Silver Wheaton (NYSE: SLW) will publish its fourth quarter earnings report on March 20th . In anticipation for its release, let’s examine the main factors that affected the company’s quarterly revenue and profitability. Will its quarterly earnings report curb its recent rally in the stock market? Let’s also compared Silver Wheaton’s performance to other precious metals companies such as Goldcorp (NYSE: GG) and Barrick Gold (NYSE: ABX).
Will revenue rise in the fourth quarter?
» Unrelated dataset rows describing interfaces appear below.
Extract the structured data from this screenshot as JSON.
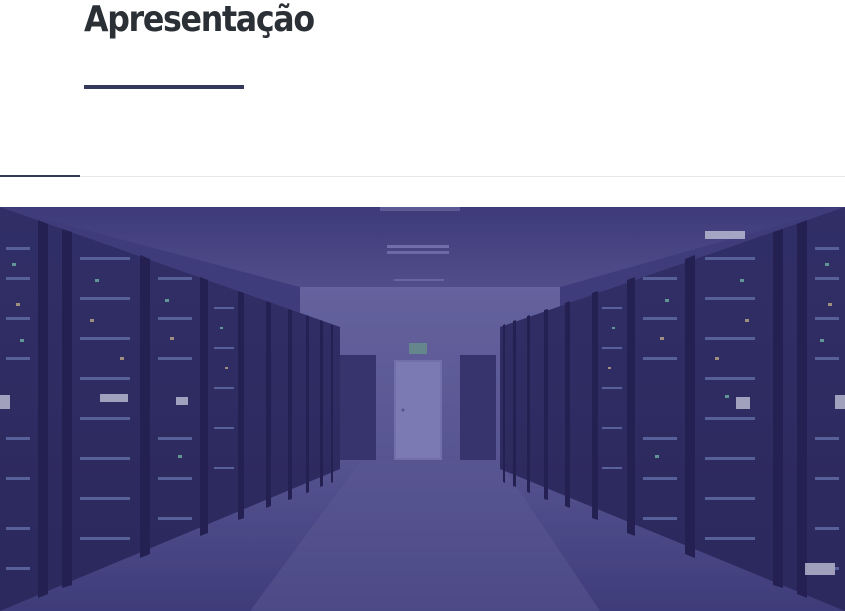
{
  "header": {
    "title": "Apresentação"
  },
  "hero": {
    "image": "server-room-photo",
    "overlay_color": "#3c3a78",
    "exit_sign": "exit-sign-icon"
  },
  "colors": {
    "title_text": "#2b2f36",
    "accent": "#35385a",
    "divider": "#e7e7ea"
  }
}
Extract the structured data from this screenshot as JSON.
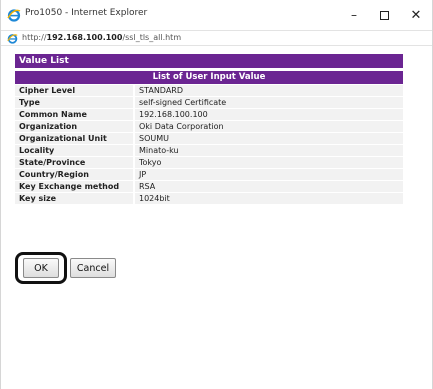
{
  "window": {
    "title": "Pro1050 - Internet Explorer",
    "minimize_glyph": "–",
    "close_glyph": "✕"
  },
  "address": {
    "prefix": "http://",
    "host": "192.168.100.100",
    "path": "/ssl_tls_all.htm"
  },
  "panel": {
    "title": "Value List",
    "caption": "List of User Input Value",
    "rows": [
      {
        "key": "Cipher Level",
        "value": "STANDARD"
      },
      {
        "key": "Type",
        "value": "self-signed Certificate"
      },
      {
        "key": "Common Name",
        "value": "192.168.100.100"
      },
      {
        "key": "Organization",
        "value": "Oki Data Corporation"
      },
      {
        "key": "Organizational Unit",
        "value": "SOUMU"
      },
      {
        "key": "Locality",
        "value": "Minato-ku"
      },
      {
        "key": "State/Province",
        "value": "Tokyo"
      },
      {
        "key": "Country/Region",
        "value": "JP"
      },
      {
        "key": "Key Exchange method",
        "value": "RSA"
      },
      {
        "key": "Key size",
        "value": "1024bit"
      }
    ]
  },
  "actions": {
    "ok_label": "OK",
    "cancel_label": "Cancel"
  },
  "colors": {
    "header_purple": "#6b2592",
    "row_background": "#f2f2f2"
  }
}
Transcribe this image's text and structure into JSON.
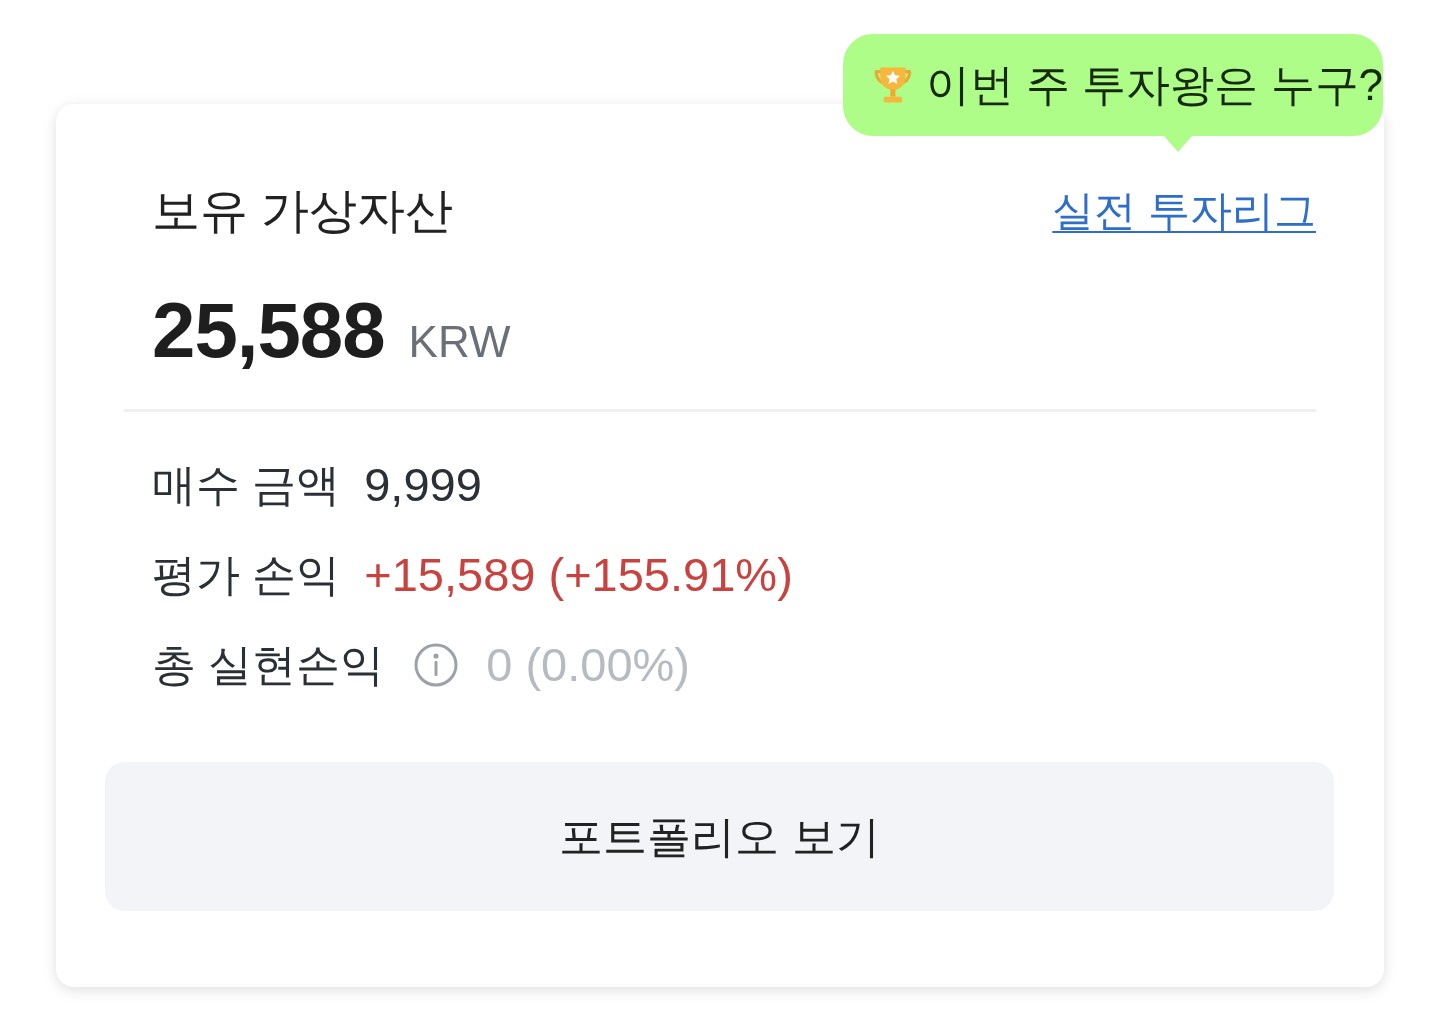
{
  "tooltip": {
    "text": "이번 주 투자왕은 누구?"
  },
  "card": {
    "title": "보유 가상자산",
    "link": "실전 투자리그",
    "balance": {
      "amount": "25,588",
      "currency": "KRW"
    },
    "rows": [
      {
        "kind": "plain",
        "label": "매수 금액",
        "value": "9,999",
        "color": "#2b2f36"
      },
      {
        "kind": "plain",
        "label": "평가 손익",
        "value": "+15,589 (+155.91%)",
        "color": "#c8423f"
      },
      {
        "kind": "info",
        "label": "총 실현손익",
        "value": "0 (0.00%)",
        "color": "#b6bac1"
      }
    ],
    "button": "포트폴리오 보기"
  }
}
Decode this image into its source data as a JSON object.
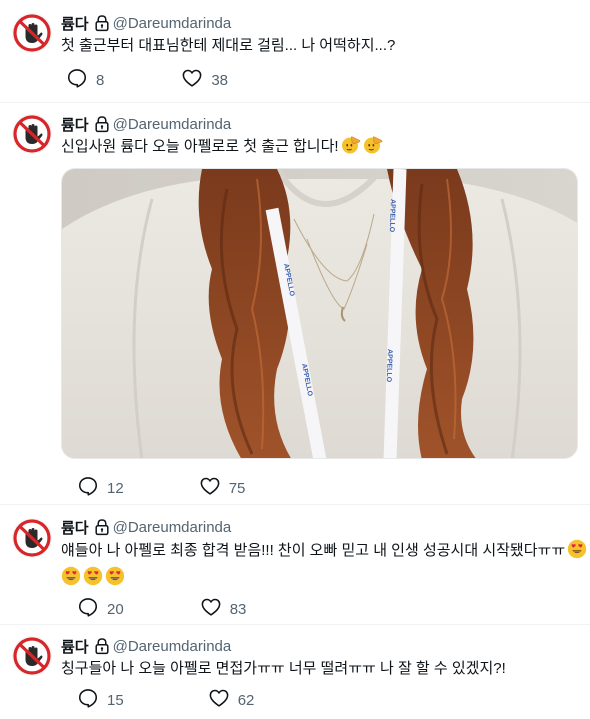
{
  "tweets": [
    {
      "name": "륨다",
      "handle": "@Dareumdarinda",
      "text_lines": [
        "첫 출근부터 대표님한테 제대로 걸림... 나 어떡하지...?"
      ],
      "replies": "8",
      "likes": "38"
    },
    {
      "name": "륨다",
      "handle": "@Dareumdarinda",
      "text_lines": [
        "신입사원 륨다 오늘 아펠로로 첫 출근 합니다!"
      ],
      "emoji_after": [
        "salute-face-emoji",
        "salute-face-emoji"
      ],
      "image_texts": [
        "APPELLO",
        "APPELLO",
        "APPELLO",
        "APPELLO"
      ],
      "replies": "12",
      "likes": "75"
    },
    {
      "name": "륨다",
      "handle": "@Dareumdarinda",
      "text_lines": [
        "얘들아 나 아펠로 최종 합격 받음!!! 찬이 오빠 믿고 내 인생 성공시대 시작됐다ㅠㅠ"
      ],
      "emoji_after": [
        "heart-eyes-emoji",
        "heart-eyes-emoji",
        "heart-eyes-emoji",
        "heart-eyes-emoji"
      ],
      "replies": "20",
      "likes": "83"
    },
    {
      "name": "륨다",
      "handle": "@Dareumdarinda",
      "text_lines": [
        "칭구들아 나 오늘 아펠로 면접가ㅠㅠ 너무 떨려ㅠㅠ 나 잘 할 수 있겠지?!"
      ],
      "replies": "15",
      "likes": "62"
    }
  ],
  "colors": {
    "text": "#0f1419",
    "muted": "#536471",
    "divider": "#eff3f4",
    "avatar_ring": "#d7262a"
  }
}
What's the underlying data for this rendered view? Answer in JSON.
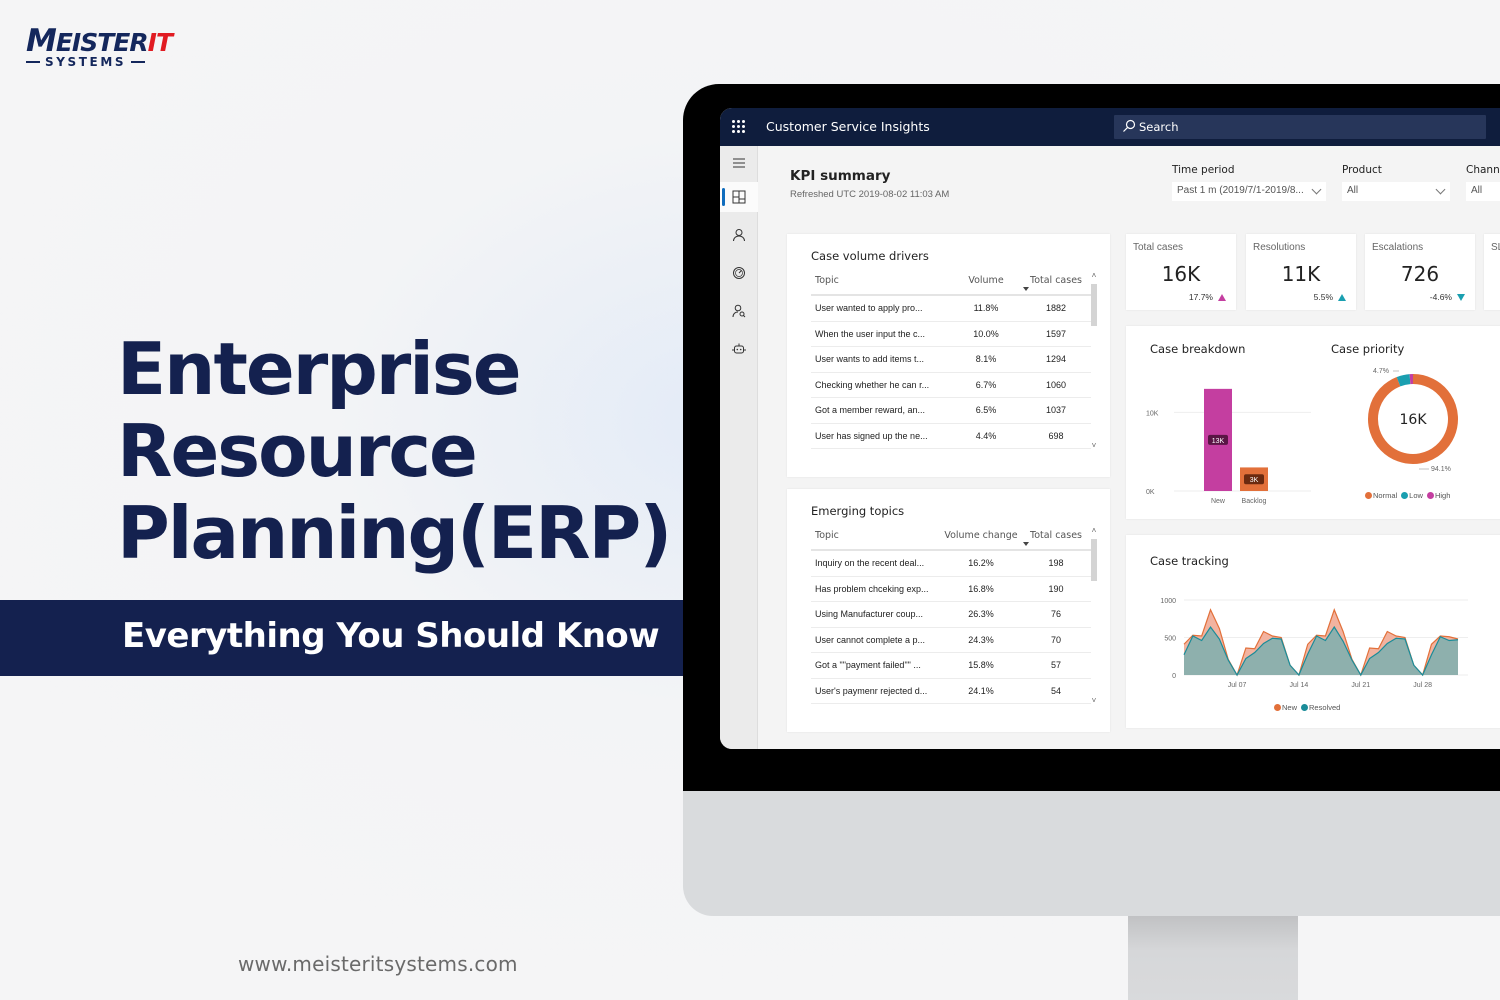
{
  "brand": {
    "logo_main_first": "M",
    "logo_main_rest": "EISTER",
    "logo_main_accent": "IT",
    "logo_sub": "SYSTEMS",
    "colors": {
      "navy": "#14214f",
      "red": "#e11b22"
    }
  },
  "hero": {
    "title_lines": [
      "Enterprise",
      "Resource",
      "Planning(ERP)"
    ],
    "subtitle": "Everything You Should Know",
    "website": "www.meisteritsystems.com"
  },
  "app": {
    "title": "Customer Service Insights",
    "search_placeholder": "Search",
    "nav": [
      {
        "icon": "hamburger-menu-icon"
      },
      {
        "icon": "dashboard-icon",
        "active": true
      },
      {
        "icon": "person-icon"
      },
      {
        "icon": "gauge-icon"
      },
      {
        "icon": "person-search-icon"
      },
      {
        "icon": "bot-icon"
      }
    ],
    "kpi_summary": {
      "title": "KPI summary",
      "refreshed": "Refreshed UTC 2019-08-02 11:03 AM"
    },
    "filters": [
      {
        "label": "Time period",
        "value": "Past 1 m (2019/7/1-2019/8..."
      },
      {
        "label": "Product",
        "value": "All"
      },
      {
        "label": "Channe",
        "value": "All"
      }
    ],
    "case_volume_drivers": {
      "title": "Case volume drivers",
      "columns": [
        "Topic",
        "Volume",
        "Total cases"
      ],
      "rows": [
        [
          "User wanted to apply pro...",
          "11.8%",
          "1882"
        ],
        [
          "When the user input the c...",
          "10.0%",
          "1597"
        ],
        [
          "User wants to add items t...",
          "8.1%",
          "1294"
        ],
        [
          "Checking whether he can r...",
          "6.7%",
          "1060"
        ],
        [
          "Got a member reward, an...",
          "6.5%",
          "1037"
        ],
        [
          "User has signed up the ne...",
          "4.4%",
          "698"
        ]
      ]
    },
    "emerging_topics": {
      "title": "Emerging topics",
      "columns": [
        "Topic",
        "Volume change",
        "Total cases"
      ],
      "rows": [
        [
          "Inquiry on the recent deal...",
          "16.2%",
          "198"
        ],
        [
          "Has problem chceking exp...",
          "16.8%",
          "190"
        ],
        [
          "Using Manufacturer coup...",
          "26.3%",
          "76"
        ],
        [
          "User cannot complete a p...",
          "24.3%",
          "70"
        ],
        [
          "Got a \"\"payment failed\"\" ...",
          "15.8%",
          "57"
        ],
        [
          "User's paymenr rejected d...",
          "24.1%",
          "54"
        ]
      ]
    },
    "kpis": [
      {
        "label": "Total cases",
        "value": "16K",
        "delta": "17.7%",
        "direction": "up",
        "color": "#c43ea0"
      },
      {
        "label": "Resolutions",
        "value": "11K",
        "delta": "5.5%",
        "direction": "up",
        "color": "#1a9fb0"
      },
      {
        "label": "Escalations",
        "value": "726",
        "delta": "-4.6%",
        "direction": "down",
        "color": "#1a9fb0"
      },
      {
        "label": "SL",
        "value": "",
        "delta": "",
        "direction": "",
        "color": ""
      }
    ]
  },
  "chart_data": [
    {
      "type": "bar",
      "title": "Case breakdown",
      "categories": [
        "New",
        "Backlog"
      ],
      "values": [
        13000,
        3000
      ],
      "data_labels": [
        "13K",
        "3K"
      ],
      "colors": [
        "#c43ea0",
        "#e2703a"
      ],
      "yticks": [
        "0K",
        "10K"
      ],
      "ylim": [
        0,
        14000
      ]
    },
    {
      "type": "pie",
      "title": "Case priority",
      "center_label": "16K",
      "labels": [
        "Normal",
        "Low",
        "High"
      ],
      "values": [
        94.1,
        4.7,
        1.2
      ],
      "colors": [
        "#e2703a",
        "#1a9fb0",
        "#c43ea0"
      ],
      "annotations": [
        "4.7%",
        "94.1%"
      ],
      "legend": "bottom"
    },
    {
      "type": "area",
      "title": "Case tracking",
      "x_ticks": [
        "Jul 07",
        "Jul 14",
        "Jul 21",
        "Jul 28"
      ],
      "yticks": [
        "0",
        "500",
        "1000"
      ],
      "ylim": [
        0,
        1000
      ],
      "series": [
        {
          "name": "New",
          "color": "#e2703a",
          "values": [
            410,
            530,
            520,
            870,
            620,
            210,
            0,
            360,
            350,
            580,
            520,
            500,
            130,
            0,
            410,
            530,
            520,
            870,
            580,
            210,
            0,
            360,
            350,
            580,
            520,
            500,
            130,
            0,
            410,
            520,
            510,
            480
          ]
        },
        {
          "name": "Resolved",
          "color": "#1a8c99",
          "values": [
            270,
            520,
            460,
            640,
            480,
            200,
            0,
            220,
            300,
            420,
            490,
            480,
            130,
            0,
            280,
            520,
            460,
            640,
            450,
            200,
            0,
            220,
            300,
            420,
            490,
            480,
            130,
            0,
            270,
            510,
            460,
            470
          ]
        }
      ],
      "legend": "bottom"
    }
  ]
}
In order to estimate the company’s revenue in the fourth quarter, I will consider the changes in production and prices. Let’s start with production. The table below shows the production and sales in the first three quarters , the guidance for 2013 and the percent change in production and sales during the fourth quarter of 2013 compared to the parallel quarter in 2012 (I assumed a 90% delivery rate (the ratio of sales to production) for silver and gold).
Keep in mind, however, the gap between production and sales could play a role in the company’s revenue: In previous quarters there were delivery delays that resulted in lower sales (in tons) than production. If there were additional delivery delays during the past quarter, the amount of silver and gold sold (in tons) could be much lower. In such a case, the company’s revenue could be lower than estimated. Let’s turn to the changes in prices.
The company’s higher gold production was because of its Sudbury and Salobo mines, which were acquired at the beginning of 2013. Its silver production slightly declined due to higher production in its Peñasquito and Barrick mines . Nonetheless, for 2013, the company’s silver equivalent ounces rose by 13%, year over year. In comparison, Barrick’s gold production was around 7.2 million ounces in 2013 – roughly a 3% drop compared to 2012 . Conversely, Goldcorp’s gold production was 2.68 million ounces – nearly 12% higher than in 2012. Therefore, Silver Wheaton’s higher production level is inline with Goldcorp’s gain and much higher than Barrick’s.
During the fourth quarter, the average price of silver was 34% lower than the same quarter in 2012. The average price of gold was 25% lower than in 2012. The plunge in the average quarterly prices of gold and silver offset the rise in gold production and bring down the company’s quarterly revenue.
Based on the expected level of production and average quarterly prices of gold and silver, the company’s revenue fell by nearly 33.5% and reached over $190 million during the last quarter of 2013. Let’s turn to examine Silver Wheaton profit margin.
Silver Wheaton’s profitability may have also declined during the fourth quarter of 2013. There are three main reasons for this drop in profitability:
- A rise in gold sales as a share of total sales: Since gold is less profitable than silver, the ongoing rise in gold sales compared to silver are likely to also reduce the company’s profitability;
- The drop in precious metals prices;
- The moderate rise in production costs;
If Silver Wheaton’s profitability falls, this could cut down the company’s future dividend payment. Silver Wheaton’s dividend declined in the past three quarters. Its dividend is based on 20% of its operating cash flow of the past four quarters. Despite the potential decline in profitability, Silver Wheaton still offers a reasonable dividend paycheck for the precious metals industry. Its current dividend yield is around 1.6%. In comparison, Barrick Gold offers an annual yield of 1%; Goldcorp pays a yearly yield of 2.4%. Even though, both companies continue to pay dividends, their respective operating earnings were in the red during the first three quarters of 2013: Barrick’s operating loss was nearly $6 billion; Goldcorp’s loss was $1.8 billion. But most of these losses were due to impairment charges for the decline in precious metals prices. After controlling these impairment provisions these companies’ profits shift from red to black.
The plunge in the prices of precious metals dragged down Silver Wheaton’s revenue in the fourth quarter. The company’s lower silver production could also bring down its revenue. Moreover, the rise in gold production narrowed the company’s profit margin. Finally, these developments are likely to reduce its dividend payments in future quarters.
For further reading:
- Will Gold Recover from its Recent Fall?
- What Could Impede This Gold Company?
- Will Gold Continue to Dwindle?
Disclaimer: The author holds no positions in stocks mentioned and does not plan to initiate positions within 120 hours of the posting of this article. This article is to be used for educational, research and informational purposes only and does not constitute investment advice. There are no guarantees, expressed or implied, of future positive returns in regards to the subject matter contained herein. Understand the risks inherent in investing before making the decision to invest or consult an investment professional for more information. Reasonable due diligence has been performed in regards to the information in this article. However, the author expressly disclaims any liability for accidental omissions of information or errors in fact.